I for one support the idea of paywalls to generate income and return journalism to a user-pays service. Many would disagree I know, but I see no reason why the work of a journalist should be available for free online.
Funding broadcast journalism is another story and probably warrants a half-day discussion rather than a blog reply.
I've just stepped out of journalism and the rise of PR originated stories can be blamed on what I said - a lack of bodies and a lack of resource.
Then there's the very real added problem of producers/editors towing the populist line and telling their journalists the public wants gaga, one direction or whatever other crap over business, finance or other subjects with meat. Apparently the audience doesn't care about substance. That's when I walked...
I hope you also discuss the state of New Zealand media besides Rinehart. Editorial indepence for many media outlets here, especially TV, has been lost in a sense through cost cutting.
Decisions aren't overrun by boards or CEOs, but the lack of money and resource to get out of the city, to travel for a story that isn't a headline, to research is doing journalists' heads in and almost controlling content in a very unfortunate way.

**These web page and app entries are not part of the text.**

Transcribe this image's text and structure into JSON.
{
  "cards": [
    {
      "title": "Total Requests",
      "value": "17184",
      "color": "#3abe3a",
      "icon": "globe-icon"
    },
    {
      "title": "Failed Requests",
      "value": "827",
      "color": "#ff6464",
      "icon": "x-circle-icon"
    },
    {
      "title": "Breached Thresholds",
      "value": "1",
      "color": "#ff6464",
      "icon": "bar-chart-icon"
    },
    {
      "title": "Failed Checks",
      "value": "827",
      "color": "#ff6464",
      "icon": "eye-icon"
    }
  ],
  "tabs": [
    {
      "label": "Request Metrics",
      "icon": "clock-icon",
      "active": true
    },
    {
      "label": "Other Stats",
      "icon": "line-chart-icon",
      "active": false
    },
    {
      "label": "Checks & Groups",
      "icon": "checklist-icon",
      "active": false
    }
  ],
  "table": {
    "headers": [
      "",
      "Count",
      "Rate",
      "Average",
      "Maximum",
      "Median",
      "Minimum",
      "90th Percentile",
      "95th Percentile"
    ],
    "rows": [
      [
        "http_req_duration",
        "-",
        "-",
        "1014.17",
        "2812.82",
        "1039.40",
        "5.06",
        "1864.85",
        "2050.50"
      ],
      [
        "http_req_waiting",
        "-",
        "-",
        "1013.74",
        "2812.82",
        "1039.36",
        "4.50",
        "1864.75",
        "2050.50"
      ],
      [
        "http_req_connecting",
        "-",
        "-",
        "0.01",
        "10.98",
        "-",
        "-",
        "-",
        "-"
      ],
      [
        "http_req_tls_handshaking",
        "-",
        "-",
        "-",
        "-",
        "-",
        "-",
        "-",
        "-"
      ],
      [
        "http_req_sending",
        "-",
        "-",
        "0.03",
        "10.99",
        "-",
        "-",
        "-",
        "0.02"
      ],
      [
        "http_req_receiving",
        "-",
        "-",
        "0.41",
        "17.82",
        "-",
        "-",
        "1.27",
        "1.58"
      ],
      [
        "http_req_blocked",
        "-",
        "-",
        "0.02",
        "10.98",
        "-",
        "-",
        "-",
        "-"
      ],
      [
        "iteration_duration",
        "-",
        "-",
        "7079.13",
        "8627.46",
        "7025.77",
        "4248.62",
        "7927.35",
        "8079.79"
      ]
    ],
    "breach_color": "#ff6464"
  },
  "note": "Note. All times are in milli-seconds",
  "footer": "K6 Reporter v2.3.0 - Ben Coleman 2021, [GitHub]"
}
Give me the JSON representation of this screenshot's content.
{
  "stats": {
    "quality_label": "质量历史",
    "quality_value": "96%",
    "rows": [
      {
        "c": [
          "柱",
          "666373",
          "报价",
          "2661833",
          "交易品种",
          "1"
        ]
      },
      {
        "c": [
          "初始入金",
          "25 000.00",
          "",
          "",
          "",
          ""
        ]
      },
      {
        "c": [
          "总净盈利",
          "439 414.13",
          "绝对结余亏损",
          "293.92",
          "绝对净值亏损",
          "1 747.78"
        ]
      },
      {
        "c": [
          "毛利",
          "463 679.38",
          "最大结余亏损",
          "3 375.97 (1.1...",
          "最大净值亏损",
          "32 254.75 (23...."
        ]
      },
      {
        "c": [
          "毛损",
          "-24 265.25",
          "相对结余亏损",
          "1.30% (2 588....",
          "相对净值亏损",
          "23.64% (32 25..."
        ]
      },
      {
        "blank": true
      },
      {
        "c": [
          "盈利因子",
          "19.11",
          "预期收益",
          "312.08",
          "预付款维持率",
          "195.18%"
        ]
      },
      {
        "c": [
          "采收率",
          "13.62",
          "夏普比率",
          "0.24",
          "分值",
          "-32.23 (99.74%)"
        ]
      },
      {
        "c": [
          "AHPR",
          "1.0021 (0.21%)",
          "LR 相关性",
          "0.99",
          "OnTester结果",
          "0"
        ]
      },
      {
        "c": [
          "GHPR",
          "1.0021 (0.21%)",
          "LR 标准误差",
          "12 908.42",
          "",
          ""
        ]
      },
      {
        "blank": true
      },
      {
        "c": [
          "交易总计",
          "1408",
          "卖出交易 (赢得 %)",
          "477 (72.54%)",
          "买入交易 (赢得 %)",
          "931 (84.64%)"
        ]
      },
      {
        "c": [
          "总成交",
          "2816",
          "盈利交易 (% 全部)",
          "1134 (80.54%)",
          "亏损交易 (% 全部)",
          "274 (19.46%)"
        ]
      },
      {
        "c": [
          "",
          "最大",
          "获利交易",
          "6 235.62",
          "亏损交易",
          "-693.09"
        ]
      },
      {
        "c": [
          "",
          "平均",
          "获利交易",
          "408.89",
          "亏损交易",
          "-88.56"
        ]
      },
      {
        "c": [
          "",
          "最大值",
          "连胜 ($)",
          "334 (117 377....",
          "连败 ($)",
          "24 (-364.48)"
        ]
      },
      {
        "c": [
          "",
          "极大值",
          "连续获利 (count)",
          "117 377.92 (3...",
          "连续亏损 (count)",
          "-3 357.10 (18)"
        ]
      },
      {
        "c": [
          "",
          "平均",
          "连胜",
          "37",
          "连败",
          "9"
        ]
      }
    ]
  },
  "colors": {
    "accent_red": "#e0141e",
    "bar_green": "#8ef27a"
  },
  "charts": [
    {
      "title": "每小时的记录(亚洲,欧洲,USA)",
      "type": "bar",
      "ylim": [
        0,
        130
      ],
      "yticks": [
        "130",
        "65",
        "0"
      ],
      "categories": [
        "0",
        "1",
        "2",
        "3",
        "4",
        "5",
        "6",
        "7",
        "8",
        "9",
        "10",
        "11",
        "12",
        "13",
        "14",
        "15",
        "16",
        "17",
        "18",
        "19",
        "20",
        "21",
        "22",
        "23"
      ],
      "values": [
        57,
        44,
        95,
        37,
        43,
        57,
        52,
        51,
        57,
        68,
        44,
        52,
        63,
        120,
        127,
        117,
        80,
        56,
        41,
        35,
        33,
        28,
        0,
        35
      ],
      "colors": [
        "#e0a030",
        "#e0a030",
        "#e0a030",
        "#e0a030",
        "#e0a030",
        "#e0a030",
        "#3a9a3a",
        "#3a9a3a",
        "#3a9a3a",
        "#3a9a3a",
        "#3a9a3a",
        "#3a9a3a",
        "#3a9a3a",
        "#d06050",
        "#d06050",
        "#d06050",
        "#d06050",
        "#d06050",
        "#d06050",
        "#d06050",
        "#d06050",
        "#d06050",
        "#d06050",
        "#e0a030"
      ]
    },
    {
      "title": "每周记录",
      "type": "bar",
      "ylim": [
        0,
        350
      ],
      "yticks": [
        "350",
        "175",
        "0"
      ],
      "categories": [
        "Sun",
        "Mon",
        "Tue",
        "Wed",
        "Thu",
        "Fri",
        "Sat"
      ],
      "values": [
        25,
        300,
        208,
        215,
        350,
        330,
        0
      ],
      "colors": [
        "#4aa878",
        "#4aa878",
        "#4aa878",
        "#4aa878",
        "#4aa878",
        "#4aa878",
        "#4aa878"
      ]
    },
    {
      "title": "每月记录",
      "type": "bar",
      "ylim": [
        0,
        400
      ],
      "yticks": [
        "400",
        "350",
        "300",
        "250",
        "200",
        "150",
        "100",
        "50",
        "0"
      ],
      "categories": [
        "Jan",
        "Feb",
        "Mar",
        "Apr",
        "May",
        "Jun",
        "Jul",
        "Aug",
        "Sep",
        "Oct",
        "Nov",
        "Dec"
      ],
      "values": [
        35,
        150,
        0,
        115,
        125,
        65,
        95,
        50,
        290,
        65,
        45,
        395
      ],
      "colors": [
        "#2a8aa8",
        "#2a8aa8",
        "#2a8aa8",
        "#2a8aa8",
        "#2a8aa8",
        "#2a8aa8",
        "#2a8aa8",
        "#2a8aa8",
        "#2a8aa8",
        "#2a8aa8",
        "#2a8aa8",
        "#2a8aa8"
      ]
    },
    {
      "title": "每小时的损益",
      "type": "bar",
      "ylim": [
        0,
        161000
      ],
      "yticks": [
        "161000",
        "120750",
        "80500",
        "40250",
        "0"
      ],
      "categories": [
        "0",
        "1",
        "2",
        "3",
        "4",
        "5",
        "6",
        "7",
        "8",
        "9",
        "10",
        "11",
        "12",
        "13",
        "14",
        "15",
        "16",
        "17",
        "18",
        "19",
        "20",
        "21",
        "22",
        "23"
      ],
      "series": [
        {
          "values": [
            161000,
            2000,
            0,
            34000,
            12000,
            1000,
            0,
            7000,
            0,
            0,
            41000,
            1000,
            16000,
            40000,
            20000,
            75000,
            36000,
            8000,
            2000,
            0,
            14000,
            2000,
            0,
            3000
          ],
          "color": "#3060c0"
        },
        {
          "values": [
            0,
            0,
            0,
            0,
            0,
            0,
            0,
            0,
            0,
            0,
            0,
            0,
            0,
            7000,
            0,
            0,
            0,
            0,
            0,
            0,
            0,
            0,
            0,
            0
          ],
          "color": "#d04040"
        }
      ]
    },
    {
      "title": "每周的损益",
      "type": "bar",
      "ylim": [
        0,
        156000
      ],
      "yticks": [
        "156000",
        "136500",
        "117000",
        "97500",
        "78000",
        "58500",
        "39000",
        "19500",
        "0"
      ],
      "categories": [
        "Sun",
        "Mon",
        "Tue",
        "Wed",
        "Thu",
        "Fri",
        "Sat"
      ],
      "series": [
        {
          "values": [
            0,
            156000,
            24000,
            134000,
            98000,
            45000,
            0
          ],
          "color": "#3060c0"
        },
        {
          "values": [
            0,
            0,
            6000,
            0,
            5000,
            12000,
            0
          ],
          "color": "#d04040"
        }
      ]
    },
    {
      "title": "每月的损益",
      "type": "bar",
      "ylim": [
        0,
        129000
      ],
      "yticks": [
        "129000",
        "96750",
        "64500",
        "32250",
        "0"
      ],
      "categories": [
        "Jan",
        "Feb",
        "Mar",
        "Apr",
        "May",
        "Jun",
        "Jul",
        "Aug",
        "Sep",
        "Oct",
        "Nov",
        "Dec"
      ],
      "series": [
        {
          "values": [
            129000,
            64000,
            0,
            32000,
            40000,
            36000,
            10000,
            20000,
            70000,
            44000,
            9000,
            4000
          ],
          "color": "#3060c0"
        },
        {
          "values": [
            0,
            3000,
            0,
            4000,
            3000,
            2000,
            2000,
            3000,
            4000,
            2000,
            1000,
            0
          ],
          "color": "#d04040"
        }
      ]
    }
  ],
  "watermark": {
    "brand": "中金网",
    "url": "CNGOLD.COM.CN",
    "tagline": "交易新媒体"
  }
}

Stories aren't covered, not because the journos aren't smart enough or interested enough, but because there's no money, no resource, no cameraman or whatever to get it done. Answer? Revert to accessible story, whether it ticks the news value boxes or not.
With that situation comes the reliance on stories that have been set-up by PR people. Talent comes to you, information handed to you... boat to the Island organised by DOC so you can see xy123 endangered bird released. There's a story fit for consumption! And more importantly it fills the duration!
Let's get some real discussion around what's wrong with the industry, what drives people out of the industry and how long the average grad journo will stay in the industry for now. Not long I suspect.